When the colorists at a fancy hair salon in downtown Philadelphia decided to surprise me by painting my naturally light brown hair black (“It will look so pretty with your blue eyes!”), I remained non-plussed when, in the end, it made me look like a cartoon character. (Although I cannot say the same for my mother.) Instead, I lived with it until it grew out and enjoyed the experience of having nobody recognize me.
And the other night, instead of freaking out that my version of baby was on the verge of cardiac arrest, I calmly took the steps necessary to save his life (yes, that’s right, I saved his life, I did):
Step one: An Internet search to confirm what I’d already known – that coffee, in the right amounts, is toxic for dogs.
Step two: Get out the credit card and call animal poison control. They charge $65 to gather information about the situation and tell you whether or not to head to emergency vet. I know this since we’d called them once before – when Elvis had dug into Dan’s bag and eaten about 15 almonds (also toxic to dogs and yes, I could’ve killed Dan, but I believe he’s finally learned his lesson – pick your backpack up off the floor and/or keep it behind closed doors, right babe?).
Step three: And we’re off to the doggie ER—me, Dan and both dogs, since we don’t dare leave either of them home alone at this point. They’re simply too attached. And it was not fun for any of us. They immediately took Elvis back to the treatment room, while Winnie sat with her ears up in distress, Dan had a his head down, and I held onto tears rather unsuccessfully.
While we appreciated the work and kindness of the techs that greeted us once there, it’s pretty safe to say they’re not optimists. They mostly told us that, while Elvis was doing okay now, he could easily go into tachycardia—a faster than normal heart rate (something I already had at that point)—and that would NOT be good. They’ve seen it happen, they know it could.
Suffice to say we had to leave him there overnight. And, after a long night of crying—and wondering what life would be like without him, and Dan fearing I would reach for the yellow pages to investigate divorce lawyers depending on the outcome and Winnie rather enjoying all the focused attention—I woke up at 4:30 and called the clinic to find out little Elvis was doing well.

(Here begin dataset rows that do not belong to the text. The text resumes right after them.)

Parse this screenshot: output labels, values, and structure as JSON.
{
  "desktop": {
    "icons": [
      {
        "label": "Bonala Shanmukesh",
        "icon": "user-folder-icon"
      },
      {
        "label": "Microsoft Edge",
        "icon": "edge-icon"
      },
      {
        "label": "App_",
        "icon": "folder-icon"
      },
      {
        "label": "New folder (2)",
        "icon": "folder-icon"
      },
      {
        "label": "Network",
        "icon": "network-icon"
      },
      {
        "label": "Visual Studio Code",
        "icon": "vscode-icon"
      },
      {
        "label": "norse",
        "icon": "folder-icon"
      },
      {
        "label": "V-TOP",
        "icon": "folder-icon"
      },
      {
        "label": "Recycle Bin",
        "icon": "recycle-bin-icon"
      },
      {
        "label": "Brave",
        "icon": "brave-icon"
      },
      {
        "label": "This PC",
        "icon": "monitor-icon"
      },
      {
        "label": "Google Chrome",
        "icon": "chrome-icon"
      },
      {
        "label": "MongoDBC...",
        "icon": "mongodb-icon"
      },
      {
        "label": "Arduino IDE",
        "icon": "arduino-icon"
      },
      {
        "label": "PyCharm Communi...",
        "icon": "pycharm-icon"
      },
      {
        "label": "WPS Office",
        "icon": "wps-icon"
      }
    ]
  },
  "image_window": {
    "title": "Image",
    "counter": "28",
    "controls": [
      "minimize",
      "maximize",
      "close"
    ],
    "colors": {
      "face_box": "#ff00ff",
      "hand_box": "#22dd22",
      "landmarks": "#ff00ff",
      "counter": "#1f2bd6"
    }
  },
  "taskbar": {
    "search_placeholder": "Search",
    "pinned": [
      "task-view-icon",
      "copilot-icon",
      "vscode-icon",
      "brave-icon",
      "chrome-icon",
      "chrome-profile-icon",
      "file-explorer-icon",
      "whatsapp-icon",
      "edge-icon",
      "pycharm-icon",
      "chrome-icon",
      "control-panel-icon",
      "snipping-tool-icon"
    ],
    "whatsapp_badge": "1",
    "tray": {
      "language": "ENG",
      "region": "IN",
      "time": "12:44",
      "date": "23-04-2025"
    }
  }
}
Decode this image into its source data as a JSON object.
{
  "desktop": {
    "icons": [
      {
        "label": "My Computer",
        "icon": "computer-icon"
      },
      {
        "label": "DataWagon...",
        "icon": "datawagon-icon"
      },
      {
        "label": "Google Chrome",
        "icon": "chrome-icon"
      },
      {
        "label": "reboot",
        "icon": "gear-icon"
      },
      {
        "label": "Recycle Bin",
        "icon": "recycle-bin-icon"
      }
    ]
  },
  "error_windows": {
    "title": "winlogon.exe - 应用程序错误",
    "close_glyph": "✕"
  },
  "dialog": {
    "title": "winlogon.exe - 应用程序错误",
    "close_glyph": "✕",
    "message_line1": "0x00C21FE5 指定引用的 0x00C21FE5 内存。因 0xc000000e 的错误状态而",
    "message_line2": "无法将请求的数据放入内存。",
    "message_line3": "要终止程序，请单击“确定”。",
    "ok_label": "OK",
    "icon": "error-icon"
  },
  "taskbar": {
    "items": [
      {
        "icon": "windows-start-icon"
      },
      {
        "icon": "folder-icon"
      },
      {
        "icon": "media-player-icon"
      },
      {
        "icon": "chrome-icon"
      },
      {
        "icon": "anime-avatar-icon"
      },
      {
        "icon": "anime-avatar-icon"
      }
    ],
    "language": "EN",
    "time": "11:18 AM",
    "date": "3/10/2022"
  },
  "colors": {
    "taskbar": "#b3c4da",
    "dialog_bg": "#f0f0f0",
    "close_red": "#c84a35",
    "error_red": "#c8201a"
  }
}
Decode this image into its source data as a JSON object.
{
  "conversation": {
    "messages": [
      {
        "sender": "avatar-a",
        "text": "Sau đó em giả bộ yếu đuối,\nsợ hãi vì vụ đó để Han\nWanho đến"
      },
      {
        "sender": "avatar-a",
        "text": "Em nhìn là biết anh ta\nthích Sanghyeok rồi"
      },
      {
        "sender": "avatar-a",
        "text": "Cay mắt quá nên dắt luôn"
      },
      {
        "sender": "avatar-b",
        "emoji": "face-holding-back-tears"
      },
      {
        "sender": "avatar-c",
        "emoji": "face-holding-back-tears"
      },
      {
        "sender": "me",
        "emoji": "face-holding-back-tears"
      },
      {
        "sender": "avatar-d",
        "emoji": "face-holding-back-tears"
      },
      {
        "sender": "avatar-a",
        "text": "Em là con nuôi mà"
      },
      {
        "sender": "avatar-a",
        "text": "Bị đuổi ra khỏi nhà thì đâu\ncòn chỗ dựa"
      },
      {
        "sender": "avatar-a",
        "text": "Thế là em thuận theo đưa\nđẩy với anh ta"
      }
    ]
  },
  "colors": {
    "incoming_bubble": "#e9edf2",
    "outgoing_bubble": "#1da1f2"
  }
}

He’s a happy little guy, isn’t he? That’s what one vet tech after another told me when I called every hour on the hour because, well, I’m both a) irritating and b) rather attached to him. After all, who else is going to look at me and see Angelina Jolie every single day?
In the end, Elvis is fine. He’s back to curling up at the bottom of my bed and hiding from Winnie, well, wherever he can. The only downside is that the ordeal cost us $700.
The dog had a $700 cup of coffee. Now that hurts.
But he’s alive. And we’re grateful. Has your dog ever gotten into something he shouldn’t? Do tell and, by all means, make sure it’s a happy ending.
Until next time!